CARSON CITY — Nevada lawmakers discussed a bill Thursday that would close a loophole in state law that allows teachers to pursue otherwise illegal sexual relationships with some students by either the student or employee transferring schools after meeting each other.

Assemblywoman Marilyn Dondero Loop, D-Las Vegas, the bill’s sponsor, presented Assembly Bill 377 to the Senate Judiciary Committee. The Assembly already approved the measure.

Under state law, teachers are not allowed to have sexual relationships with students under 18 at the same school they are employed. The age of consent in Nevada is 16.

But the law doesn’t address teachers and underage students at different schools, so after the sexual relationships start, either the student or teacher could switch schools and continue the previously illegal relationship, Dondero Loop said.

“This (bill) prevents a person from moving to continue an illegal situation,” she said. “We want to maintain a professional work environment and that helps all have a good working environment and a good, strong student-teacher relationship.”

This bill would prohibit sexual relationships between school employees and any student younger than 18 if they come in contact through the employee’s school duties.
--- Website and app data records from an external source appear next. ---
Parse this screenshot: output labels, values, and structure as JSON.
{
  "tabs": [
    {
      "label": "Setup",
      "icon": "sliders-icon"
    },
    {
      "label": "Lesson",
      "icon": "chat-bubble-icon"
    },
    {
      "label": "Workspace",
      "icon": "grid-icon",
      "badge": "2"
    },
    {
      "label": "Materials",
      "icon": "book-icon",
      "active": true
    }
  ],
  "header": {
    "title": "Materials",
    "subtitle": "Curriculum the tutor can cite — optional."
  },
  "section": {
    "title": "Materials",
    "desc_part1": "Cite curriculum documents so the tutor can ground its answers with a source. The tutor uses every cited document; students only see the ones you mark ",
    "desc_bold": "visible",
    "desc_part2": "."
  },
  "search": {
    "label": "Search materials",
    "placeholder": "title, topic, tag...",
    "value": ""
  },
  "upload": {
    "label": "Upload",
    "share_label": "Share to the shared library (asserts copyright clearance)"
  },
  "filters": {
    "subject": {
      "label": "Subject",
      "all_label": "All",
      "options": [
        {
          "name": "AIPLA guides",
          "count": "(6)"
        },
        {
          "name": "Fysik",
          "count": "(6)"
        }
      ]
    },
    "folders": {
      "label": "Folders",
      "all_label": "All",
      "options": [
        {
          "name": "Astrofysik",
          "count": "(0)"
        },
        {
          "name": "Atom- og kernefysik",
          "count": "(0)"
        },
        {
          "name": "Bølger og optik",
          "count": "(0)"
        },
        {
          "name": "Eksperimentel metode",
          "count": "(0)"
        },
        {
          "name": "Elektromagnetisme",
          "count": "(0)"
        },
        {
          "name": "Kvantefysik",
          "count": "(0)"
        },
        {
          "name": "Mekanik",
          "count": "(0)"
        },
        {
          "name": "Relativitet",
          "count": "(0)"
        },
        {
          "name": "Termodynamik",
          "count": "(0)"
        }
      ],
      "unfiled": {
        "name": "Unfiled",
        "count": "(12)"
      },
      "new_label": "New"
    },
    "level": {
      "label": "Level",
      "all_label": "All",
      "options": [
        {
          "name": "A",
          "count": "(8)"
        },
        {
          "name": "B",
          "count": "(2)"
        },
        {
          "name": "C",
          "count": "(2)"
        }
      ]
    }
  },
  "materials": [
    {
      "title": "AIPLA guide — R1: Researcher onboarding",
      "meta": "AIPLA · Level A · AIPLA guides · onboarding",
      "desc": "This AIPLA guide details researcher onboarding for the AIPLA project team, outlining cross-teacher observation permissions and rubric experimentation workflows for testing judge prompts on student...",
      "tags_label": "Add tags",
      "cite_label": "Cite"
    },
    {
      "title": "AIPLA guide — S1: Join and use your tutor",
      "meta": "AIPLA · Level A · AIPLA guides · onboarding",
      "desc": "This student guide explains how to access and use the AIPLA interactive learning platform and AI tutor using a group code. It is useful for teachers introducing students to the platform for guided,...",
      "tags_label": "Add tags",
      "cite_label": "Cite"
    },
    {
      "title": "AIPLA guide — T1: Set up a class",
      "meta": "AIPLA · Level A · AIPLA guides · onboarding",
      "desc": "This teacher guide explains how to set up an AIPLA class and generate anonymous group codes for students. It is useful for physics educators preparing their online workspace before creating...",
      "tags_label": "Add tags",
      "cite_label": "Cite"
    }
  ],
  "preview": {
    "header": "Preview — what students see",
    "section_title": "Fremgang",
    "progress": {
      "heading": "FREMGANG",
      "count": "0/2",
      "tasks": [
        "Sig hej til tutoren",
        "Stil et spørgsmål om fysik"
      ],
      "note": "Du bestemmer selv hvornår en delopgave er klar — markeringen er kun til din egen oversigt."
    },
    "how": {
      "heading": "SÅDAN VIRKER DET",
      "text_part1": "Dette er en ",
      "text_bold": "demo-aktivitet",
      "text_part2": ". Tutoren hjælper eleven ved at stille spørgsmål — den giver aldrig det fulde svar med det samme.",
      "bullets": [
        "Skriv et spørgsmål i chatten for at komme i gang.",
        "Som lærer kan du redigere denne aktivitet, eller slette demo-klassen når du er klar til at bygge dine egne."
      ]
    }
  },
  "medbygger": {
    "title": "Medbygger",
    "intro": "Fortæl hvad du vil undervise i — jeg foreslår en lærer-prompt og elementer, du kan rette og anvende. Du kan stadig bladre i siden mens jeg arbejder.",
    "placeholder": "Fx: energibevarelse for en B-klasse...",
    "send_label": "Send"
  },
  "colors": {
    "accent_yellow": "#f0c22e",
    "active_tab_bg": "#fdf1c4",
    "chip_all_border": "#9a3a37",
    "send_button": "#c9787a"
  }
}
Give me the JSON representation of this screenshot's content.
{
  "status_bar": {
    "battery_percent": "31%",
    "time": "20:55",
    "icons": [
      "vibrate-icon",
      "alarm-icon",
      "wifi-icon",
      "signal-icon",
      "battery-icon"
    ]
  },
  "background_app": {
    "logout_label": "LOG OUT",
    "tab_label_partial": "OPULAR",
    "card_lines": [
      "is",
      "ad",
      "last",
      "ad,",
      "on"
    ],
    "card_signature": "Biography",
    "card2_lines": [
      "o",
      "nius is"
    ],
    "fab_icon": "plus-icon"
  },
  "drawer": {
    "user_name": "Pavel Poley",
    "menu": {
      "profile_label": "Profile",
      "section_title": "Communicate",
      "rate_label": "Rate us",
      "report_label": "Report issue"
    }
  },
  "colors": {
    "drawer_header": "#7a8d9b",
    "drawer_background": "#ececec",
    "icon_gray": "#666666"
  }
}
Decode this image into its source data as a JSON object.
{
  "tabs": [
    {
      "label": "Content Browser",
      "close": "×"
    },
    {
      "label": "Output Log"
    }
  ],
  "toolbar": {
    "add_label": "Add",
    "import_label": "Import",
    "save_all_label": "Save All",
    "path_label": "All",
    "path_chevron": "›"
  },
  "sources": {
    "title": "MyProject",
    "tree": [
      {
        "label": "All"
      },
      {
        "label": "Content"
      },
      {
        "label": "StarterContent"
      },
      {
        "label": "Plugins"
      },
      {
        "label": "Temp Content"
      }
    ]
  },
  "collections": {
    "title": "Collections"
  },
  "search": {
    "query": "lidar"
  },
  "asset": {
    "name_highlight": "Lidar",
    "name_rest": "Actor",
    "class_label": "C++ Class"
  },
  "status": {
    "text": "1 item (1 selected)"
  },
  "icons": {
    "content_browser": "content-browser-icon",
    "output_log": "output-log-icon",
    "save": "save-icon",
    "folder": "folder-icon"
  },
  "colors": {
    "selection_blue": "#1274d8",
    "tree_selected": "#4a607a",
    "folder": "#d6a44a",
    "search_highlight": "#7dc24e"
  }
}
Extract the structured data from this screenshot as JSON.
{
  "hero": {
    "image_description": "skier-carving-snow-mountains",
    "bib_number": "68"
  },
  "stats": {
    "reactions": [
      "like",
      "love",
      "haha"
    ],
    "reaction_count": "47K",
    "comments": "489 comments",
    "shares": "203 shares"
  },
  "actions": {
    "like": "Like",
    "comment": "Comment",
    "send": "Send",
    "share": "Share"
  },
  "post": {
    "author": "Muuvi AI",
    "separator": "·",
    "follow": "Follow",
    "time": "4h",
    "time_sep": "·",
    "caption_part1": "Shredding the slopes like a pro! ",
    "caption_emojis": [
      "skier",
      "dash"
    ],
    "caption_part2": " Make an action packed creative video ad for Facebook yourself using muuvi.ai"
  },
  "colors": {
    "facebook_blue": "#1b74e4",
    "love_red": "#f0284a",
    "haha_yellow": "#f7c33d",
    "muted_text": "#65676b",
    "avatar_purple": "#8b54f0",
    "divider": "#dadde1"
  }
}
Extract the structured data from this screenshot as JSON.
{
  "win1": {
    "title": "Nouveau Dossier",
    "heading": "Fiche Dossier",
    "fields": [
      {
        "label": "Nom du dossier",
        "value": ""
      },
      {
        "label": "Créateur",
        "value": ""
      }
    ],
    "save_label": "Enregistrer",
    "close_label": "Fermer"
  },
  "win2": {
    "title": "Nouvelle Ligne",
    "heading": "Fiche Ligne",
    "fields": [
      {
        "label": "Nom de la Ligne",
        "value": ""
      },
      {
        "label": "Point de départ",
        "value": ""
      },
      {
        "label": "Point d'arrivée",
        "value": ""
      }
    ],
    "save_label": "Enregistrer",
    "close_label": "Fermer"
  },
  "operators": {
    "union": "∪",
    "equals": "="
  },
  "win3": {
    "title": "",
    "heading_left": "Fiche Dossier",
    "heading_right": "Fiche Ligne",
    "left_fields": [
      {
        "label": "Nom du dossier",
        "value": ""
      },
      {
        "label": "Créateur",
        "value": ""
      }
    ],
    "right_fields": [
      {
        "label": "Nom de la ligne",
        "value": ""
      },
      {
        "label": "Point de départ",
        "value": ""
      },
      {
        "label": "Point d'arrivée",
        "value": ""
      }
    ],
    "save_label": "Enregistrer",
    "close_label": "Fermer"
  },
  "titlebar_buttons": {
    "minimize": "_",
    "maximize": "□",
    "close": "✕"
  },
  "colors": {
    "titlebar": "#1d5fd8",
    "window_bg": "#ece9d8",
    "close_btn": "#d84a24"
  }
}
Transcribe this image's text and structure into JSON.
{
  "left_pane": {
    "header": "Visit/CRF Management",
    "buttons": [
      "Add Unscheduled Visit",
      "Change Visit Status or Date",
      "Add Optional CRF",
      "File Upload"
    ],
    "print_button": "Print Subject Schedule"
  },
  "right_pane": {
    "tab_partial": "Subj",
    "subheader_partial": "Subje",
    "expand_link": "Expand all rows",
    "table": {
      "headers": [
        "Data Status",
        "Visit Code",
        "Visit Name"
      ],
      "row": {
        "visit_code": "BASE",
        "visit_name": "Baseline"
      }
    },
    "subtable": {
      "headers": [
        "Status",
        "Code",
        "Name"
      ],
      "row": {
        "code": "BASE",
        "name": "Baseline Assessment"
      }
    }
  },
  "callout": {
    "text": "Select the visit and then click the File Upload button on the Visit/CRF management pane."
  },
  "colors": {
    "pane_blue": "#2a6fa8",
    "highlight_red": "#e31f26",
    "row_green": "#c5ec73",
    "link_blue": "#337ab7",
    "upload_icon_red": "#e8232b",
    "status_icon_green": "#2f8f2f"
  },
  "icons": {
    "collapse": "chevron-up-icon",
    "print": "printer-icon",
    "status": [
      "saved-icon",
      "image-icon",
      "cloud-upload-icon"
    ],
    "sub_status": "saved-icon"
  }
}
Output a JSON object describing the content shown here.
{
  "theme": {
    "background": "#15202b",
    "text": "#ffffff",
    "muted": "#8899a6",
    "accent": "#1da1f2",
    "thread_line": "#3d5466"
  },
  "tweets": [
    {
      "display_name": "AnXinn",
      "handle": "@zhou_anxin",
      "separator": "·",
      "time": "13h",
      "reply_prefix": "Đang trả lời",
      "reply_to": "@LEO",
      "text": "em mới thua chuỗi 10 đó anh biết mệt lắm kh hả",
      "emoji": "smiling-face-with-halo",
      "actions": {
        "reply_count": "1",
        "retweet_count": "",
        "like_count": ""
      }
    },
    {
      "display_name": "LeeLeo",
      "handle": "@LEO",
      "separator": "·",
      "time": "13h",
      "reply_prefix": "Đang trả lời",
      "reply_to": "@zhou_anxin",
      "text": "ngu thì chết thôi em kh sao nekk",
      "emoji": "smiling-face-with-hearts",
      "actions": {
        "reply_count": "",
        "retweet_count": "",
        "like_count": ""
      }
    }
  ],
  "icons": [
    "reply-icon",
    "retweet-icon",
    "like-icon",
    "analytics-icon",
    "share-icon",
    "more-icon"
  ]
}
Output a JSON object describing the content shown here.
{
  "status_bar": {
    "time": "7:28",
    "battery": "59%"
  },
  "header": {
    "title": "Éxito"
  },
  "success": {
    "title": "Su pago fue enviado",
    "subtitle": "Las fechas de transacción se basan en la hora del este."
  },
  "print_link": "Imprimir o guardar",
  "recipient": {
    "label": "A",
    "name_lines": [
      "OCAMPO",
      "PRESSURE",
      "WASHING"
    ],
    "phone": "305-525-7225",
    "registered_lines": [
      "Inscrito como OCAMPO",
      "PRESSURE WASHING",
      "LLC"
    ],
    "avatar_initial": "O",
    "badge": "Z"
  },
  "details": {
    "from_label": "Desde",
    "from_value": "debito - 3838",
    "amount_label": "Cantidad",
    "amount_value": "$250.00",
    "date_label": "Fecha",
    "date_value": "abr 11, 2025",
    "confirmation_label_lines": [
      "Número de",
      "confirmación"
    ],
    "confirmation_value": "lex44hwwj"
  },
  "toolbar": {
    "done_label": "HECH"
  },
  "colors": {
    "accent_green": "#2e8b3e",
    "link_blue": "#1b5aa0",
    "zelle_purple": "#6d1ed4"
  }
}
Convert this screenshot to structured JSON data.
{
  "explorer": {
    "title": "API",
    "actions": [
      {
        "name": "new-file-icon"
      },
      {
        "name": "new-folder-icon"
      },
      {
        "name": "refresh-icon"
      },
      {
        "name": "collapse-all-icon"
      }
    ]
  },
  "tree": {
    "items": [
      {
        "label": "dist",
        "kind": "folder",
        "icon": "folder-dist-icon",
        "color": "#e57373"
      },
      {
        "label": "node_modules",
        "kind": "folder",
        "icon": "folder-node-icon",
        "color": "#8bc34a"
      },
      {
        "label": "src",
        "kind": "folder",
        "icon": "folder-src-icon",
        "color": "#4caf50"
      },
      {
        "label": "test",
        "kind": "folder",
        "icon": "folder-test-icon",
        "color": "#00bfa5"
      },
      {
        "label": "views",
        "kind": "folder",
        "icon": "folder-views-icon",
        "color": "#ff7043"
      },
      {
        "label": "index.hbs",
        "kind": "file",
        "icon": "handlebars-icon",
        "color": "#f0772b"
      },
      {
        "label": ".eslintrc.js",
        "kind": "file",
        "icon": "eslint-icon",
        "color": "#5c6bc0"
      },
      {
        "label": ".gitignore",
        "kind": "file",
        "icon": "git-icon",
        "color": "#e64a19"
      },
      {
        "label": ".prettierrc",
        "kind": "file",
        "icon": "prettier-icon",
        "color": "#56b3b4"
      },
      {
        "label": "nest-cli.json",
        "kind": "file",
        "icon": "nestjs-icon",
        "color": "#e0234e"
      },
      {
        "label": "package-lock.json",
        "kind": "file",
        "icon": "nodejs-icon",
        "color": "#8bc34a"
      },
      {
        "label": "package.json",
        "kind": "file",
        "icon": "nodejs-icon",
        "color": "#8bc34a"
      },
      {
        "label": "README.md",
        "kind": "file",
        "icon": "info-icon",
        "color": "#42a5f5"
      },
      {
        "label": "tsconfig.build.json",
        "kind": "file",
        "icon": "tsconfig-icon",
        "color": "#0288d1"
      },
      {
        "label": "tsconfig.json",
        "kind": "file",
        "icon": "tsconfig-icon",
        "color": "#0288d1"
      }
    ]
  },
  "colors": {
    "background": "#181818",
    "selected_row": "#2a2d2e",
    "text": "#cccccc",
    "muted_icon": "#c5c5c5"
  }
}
One example presented to the committee was a basketball coach who meets a cheerleader from another school at a school game.

Because the contact comes during the duty of the coach, a sexual relationship would be illegal if the cheerleader is not at least 18 years old.

“The crux of this bill is a person using their position and authority over someone else to spur a sexual relationship,” said John Jones of the Clark County district attorney’s office.

Sexual relationships between school employees and students are uncommon, but this effort is necessary to prevent those “isolated” incidents from skirting around the law, Lonnie Shields of the Clark County Association of School Administrators said after the meeting.

The committee took no action on the bill.